[What you should do]
Track down every line below that holds "entradas" and copy it.

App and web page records

——————

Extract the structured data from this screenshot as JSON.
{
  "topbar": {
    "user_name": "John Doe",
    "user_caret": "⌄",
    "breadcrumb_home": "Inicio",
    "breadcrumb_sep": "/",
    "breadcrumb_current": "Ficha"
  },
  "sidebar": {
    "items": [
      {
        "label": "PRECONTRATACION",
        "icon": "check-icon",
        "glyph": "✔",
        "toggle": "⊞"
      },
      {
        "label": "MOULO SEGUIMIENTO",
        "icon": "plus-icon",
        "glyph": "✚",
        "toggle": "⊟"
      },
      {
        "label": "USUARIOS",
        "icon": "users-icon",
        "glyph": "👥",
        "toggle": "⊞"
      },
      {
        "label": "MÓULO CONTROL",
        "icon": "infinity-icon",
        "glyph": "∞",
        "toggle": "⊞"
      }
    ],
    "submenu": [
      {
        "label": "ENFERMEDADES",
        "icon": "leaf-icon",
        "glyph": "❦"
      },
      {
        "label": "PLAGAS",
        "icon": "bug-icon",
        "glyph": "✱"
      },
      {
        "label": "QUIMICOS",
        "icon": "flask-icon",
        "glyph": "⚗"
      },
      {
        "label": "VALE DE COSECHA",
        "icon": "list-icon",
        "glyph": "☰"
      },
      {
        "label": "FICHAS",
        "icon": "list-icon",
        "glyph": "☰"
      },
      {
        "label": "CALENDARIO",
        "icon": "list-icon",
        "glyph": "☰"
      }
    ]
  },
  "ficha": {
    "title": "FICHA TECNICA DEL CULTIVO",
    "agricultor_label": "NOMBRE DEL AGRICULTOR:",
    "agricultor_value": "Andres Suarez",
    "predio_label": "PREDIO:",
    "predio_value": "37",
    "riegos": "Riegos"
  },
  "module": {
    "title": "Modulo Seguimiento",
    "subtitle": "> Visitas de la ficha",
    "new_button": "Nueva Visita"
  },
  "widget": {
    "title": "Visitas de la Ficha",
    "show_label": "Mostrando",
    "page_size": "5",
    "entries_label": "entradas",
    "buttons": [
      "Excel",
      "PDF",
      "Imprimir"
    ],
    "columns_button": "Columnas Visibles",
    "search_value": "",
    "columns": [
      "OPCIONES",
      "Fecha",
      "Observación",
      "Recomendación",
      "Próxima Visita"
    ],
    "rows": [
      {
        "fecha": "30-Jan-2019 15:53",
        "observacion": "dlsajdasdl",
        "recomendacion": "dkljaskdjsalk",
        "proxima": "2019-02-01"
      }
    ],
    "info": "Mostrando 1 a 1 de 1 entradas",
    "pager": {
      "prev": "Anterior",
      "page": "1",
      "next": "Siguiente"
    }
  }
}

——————

[Answer]
    "entries_label": "entradas",
    "info": "Mostrando 1 a 1 de 1 entradas",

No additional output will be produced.